The first quarter of 2021 is over and it has become clear that our predictions have come true. The prices of panels are rising in a straight line. For instance, at the beginning of the year we had to pass the threshold of € 0.20/Wp and later of € 0.21/Wp. And the trend remains rising, but how long will this continue?
To understand this we need to dive a bit deeper into the matter. At the moment the price is mostly affected by the price of poly-silicon and the relationship between supply and demand. Below, you can see the price trend of poly-silicon this year.
As you are probably aware, wafers, and in turn cells, are made of poly-silicon. The prices of other semi-manufactured products also continue rising, e.g. copper, silver, EVA. However cells represent a much more considerable part of the total cost price. Last week the price rose further to 170 RMB/kg. The entire market is wondering how long this can still continue. Daqo, a large manufacturer of poly-silicon, expects it to settle around 170RMB/kg, however TongWei expects a new balance around 200 RMB/kg. The Chinese manufacturers of modules are exerting ample pressure on the suppliers of poly-silicon, however this does not make an impact yet. Our idea is that the demand for poly-silicon well exceeds the supply. At the beginning of this year the following numbers were expected: a total production capacity of panels of approximately 180 GWp, a global demand for modules of approximately 190 GWp, and a comparable capacity of poly-silicon in 2021. After the tremendous price rise of, first, glass and now poly-silicon, we can draw no other conclusion than that the capacity of the production of panels expanded faster than the supply chain has been able to keep up with. And as long as the global demand for solar panels remains high, this will not change rapidly. Of course, the production capacity of poly-silicon is increased, however the pace is too low at the moment.
We even understood from China that the Chinese government is interfering. After all, high prices of panels could undermine the climate objectives of the government. Experience teaches us that official interference will always have an effect. However, the question is how soon we will start noticing anything of it in Europe. Some say that projects will be postponed due to the higher prices and that, consequently, the demand will drop and hence the prices. However, many manufacturers have already been sold out up to and including Q3, because many of their customers have taken positions. We are not observing a fall in demand and we pick up few signals in the market that point to this. Others say that the prices have to fall because it happens every year. After all, the prices follow a fixed pattern of falls and rises…
We understood that there are manufacturers who are switching off their production lines because they cannot ask competitive prices for their panels with the high prices of wafers and cells. Not producing anything is cheaper than producing at a loss. If this would already be the case then this would imply that the prices will only rise further.
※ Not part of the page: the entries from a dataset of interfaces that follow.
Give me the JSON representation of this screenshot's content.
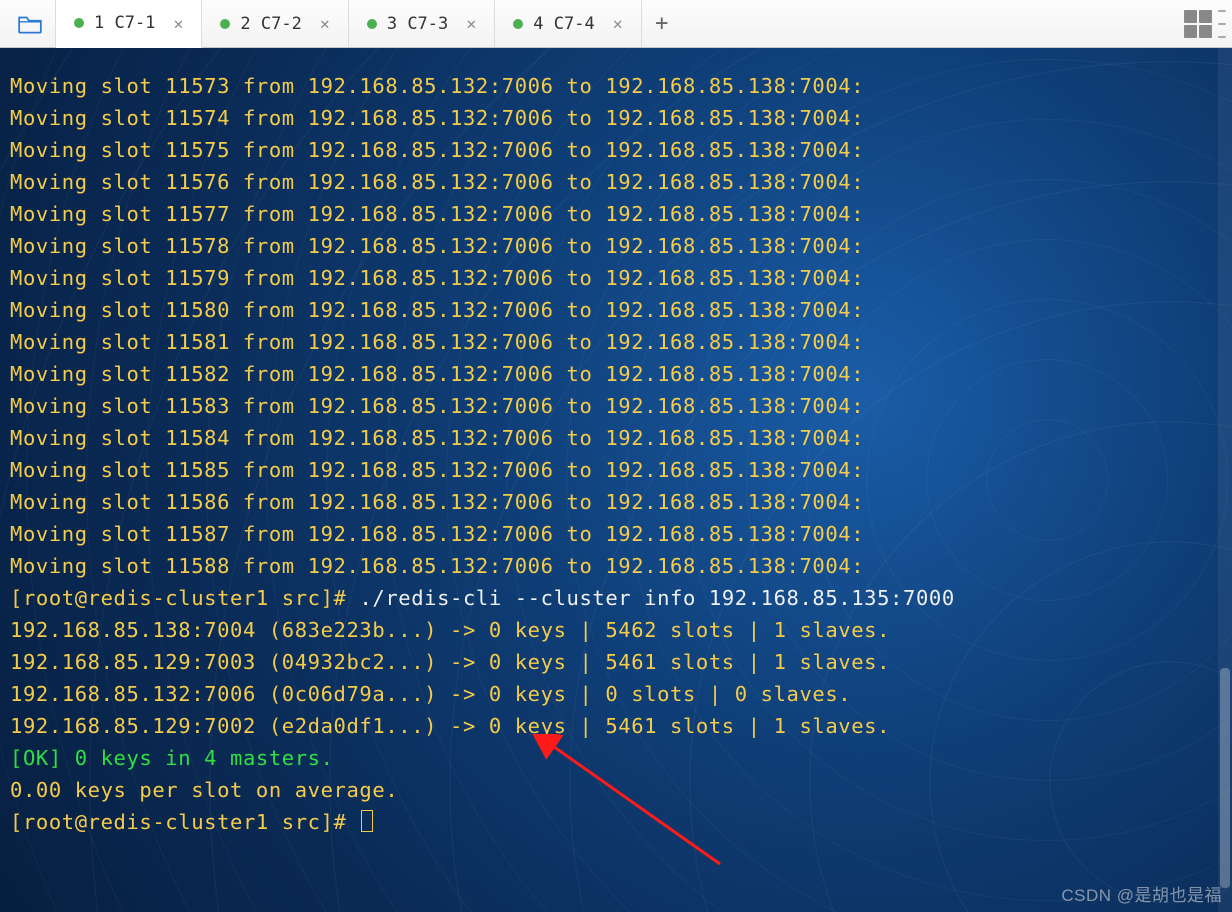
{
  "tabs": [
    {
      "label": "1 C7-1",
      "active": true
    },
    {
      "label": "2 C7-2",
      "active": false
    },
    {
      "label": "3 C7-3",
      "active": false
    },
    {
      "label": "4 C7-4",
      "active": false
    }
  ],
  "add_tab_glyph": "+",
  "close_glyph": "✕",
  "terminal": {
    "moving_lines": [
      "Moving slot 11573 from 192.168.85.132:7006 to 192.168.85.138:7004:",
      "Moving slot 11574 from 192.168.85.132:7006 to 192.168.85.138:7004:",
      "Moving slot 11575 from 192.168.85.132:7006 to 192.168.85.138:7004:",
      "Moving slot 11576 from 192.168.85.132:7006 to 192.168.85.138:7004:",
      "Moving slot 11577 from 192.168.85.132:7006 to 192.168.85.138:7004:",
      "Moving slot 11578 from 192.168.85.132:7006 to 192.168.85.138:7004:",
      "Moving slot 11579 from 192.168.85.132:7006 to 192.168.85.138:7004:",
      "Moving slot 11580 from 192.168.85.132:7006 to 192.168.85.138:7004:",
      "Moving slot 11581 from 192.168.85.132:7006 to 192.168.85.138:7004:",
      "Moving slot 11582 from 192.168.85.132:7006 to 192.168.85.138:7004:",
      "Moving slot 11583 from 192.168.85.132:7006 to 192.168.85.138:7004:",
      "Moving slot 11584 from 192.168.85.132:7006 to 192.168.85.138:7004:",
      "Moving slot 11585 from 192.168.85.132:7006 to 192.168.85.138:7004:",
      "Moving slot 11586 from 192.168.85.132:7006 to 192.168.85.138:7004:",
      "Moving slot 11587 from 192.168.85.132:7006 to 192.168.85.138:7004:",
      "Moving slot 11588 from 192.168.85.132:7006 to 192.168.85.138:7004:"
    ],
    "prompt_cmd": {
      "prompt": "[root@redis-cluster1 src]# ",
      "cmd": "./redis-cli --cluster info 192.168.85.135:7000"
    },
    "cluster_info": [
      "192.168.85.138:7004 (683e223b...) -> 0 keys | 5462 slots | 1 slaves.",
      "192.168.85.129:7003 (04932bc2...) -> 0 keys | 5461 slots | 1 slaves.",
      "192.168.85.132:7006 (0c06d79a...) -> 0 keys | 0 slots | 0 slaves.",
      "192.168.85.129:7002 (e2da0df1...) -> 0 keys | 5461 slots | 1 slaves."
    ],
    "ok_line": "[OK] 0 keys in 4 masters.",
    "avg_line": "0.00 keys per slot on average.",
    "final_prompt": "[root@redis-cluster1 src]# "
  },
  "watermark": "CSDN @是胡也是福"
}
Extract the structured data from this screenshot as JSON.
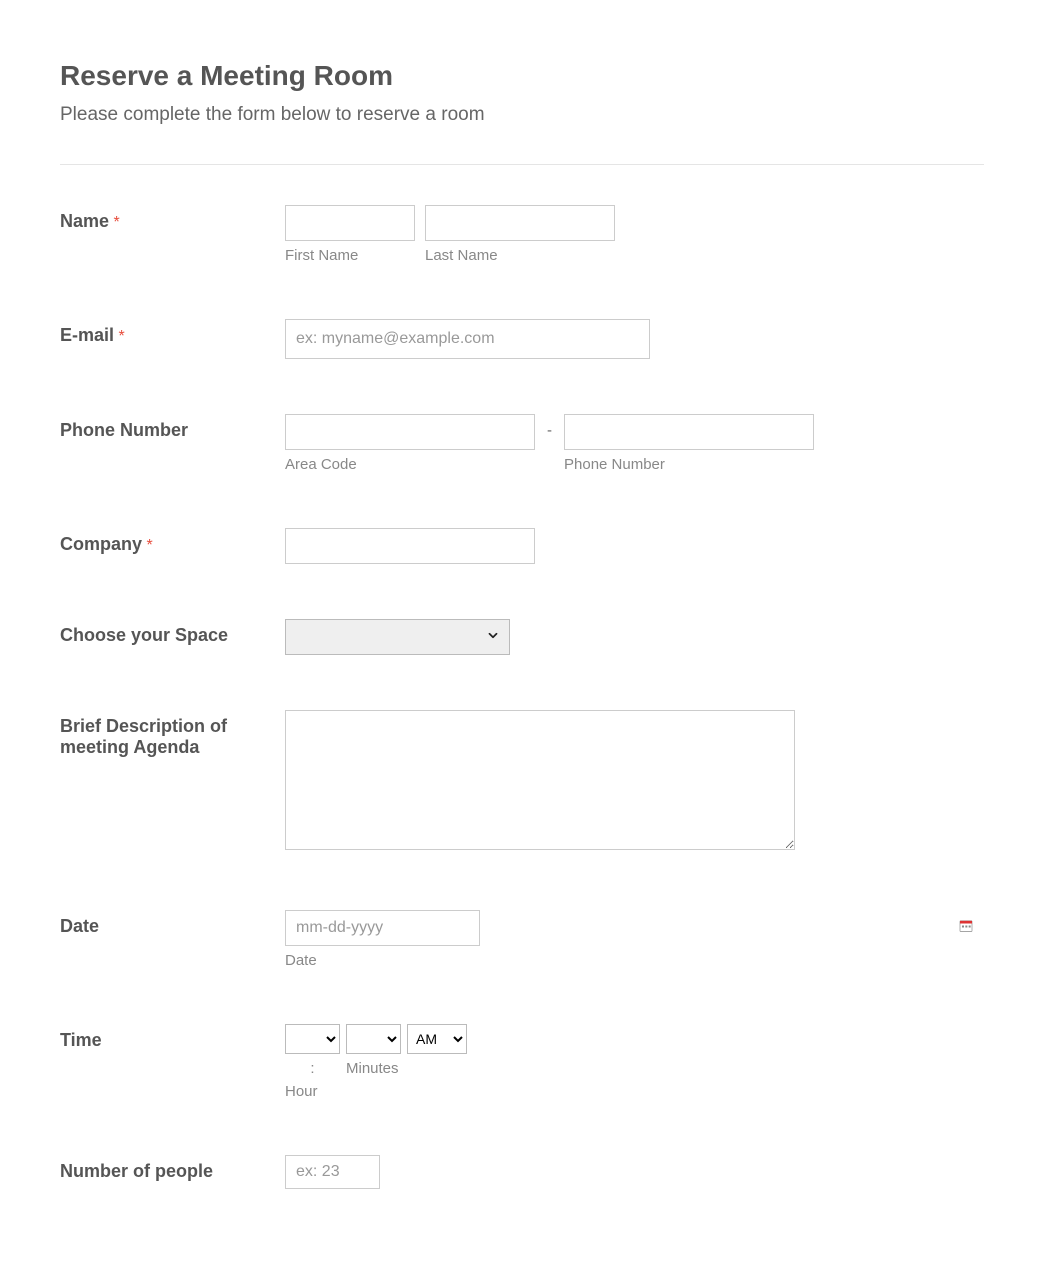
{
  "header": {
    "title": "Reserve a Meeting Room",
    "subtitle": "Please complete the form below to reserve a room"
  },
  "fields": {
    "name": {
      "label": "Name",
      "required": "*",
      "first_sub": "First Name",
      "last_sub": "Last Name"
    },
    "email": {
      "label": "E-mail",
      "required": "*",
      "placeholder": "ex: myname@example.com"
    },
    "phone": {
      "label": "Phone Number",
      "area_sub": "Area Code",
      "number_sub": "Phone Number",
      "dash": "-"
    },
    "company": {
      "label": "Company",
      "required": "*"
    },
    "space": {
      "label": "Choose your Space"
    },
    "agenda": {
      "label": "Brief Description of meeting Agenda"
    },
    "date": {
      "label": "Date",
      "placeholder": "mm-dd-yyyy",
      "sub": "Date"
    },
    "time": {
      "label": "Time",
      "ampm_value": "AM",
      "colon": ":",
      "hour_sub": "Hour",
      "minutes_sub": "Minutes"
    },
    "people": {
      "label": "Number of people",
      "placeholder": "ex: 23"
    }
  }
}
What is also remarkable at the moment is that the price of cells rises less rapidly than the price of silicon. This can be attributed to the fact that independent cell manufacturers are trying to prevent the ‘Big 5’ (Longi, Jinko, Trina, JA and Canadian) from further expanding their own cell production. These Big 5 become even bigger and more powerful and I expect the rest to mostly disappear or be swallowed up. Hence, the future of these cell manufacturers does, to a considerable degree, depend on the willingness of the Big 5 to purchase cells from them. By keeping the price relatively low (read: have it rise less rapidly than the price of poly-silicon) they hope to secure their future sales.
It is interesting to see to what degree the Big 5 have integrated vertically and to what degree they are affected by the rising price of poly-silicon. I created the following overview for this:
It goes without saying that this is a snapshot in time, all manufacturers are scaling up, hence this changes quickly. A number of quick conclusions can be drawn:
We understood from China that all manufacturers are suffering financially because of the sharp rise in prices of semi-manufacturers. They are not producing poly-silicon (yet). Large parties in the world, like us, that realised in time that prices could rise further and consequently anticipated this in a timely fashion through large purchases, put considerable pressure on the margins at the manufacturers. In the coming quarters the large manufacturers will make every effort to ‘salvage’ their figures for 2021; hence, this is an additional reason not to expect any falls in prices at the moment.
So it will still take some time. I expect the prices to rise further. Therefore, it is not recommended to wait too long with purchases for the projects that you still intend to realise this year. It may well be that the price stabilises sometime this year, however this is all but certain. The chance of bad availability at the end of Q3 and Q4 this year is bigger than the chance of a fall in prices. On the other hand, nothing is certain and everybody should make their own considerations. However, I do hope that, despite these uncertain times, I did provide you with a bit more insight.
Commercial Director PVO International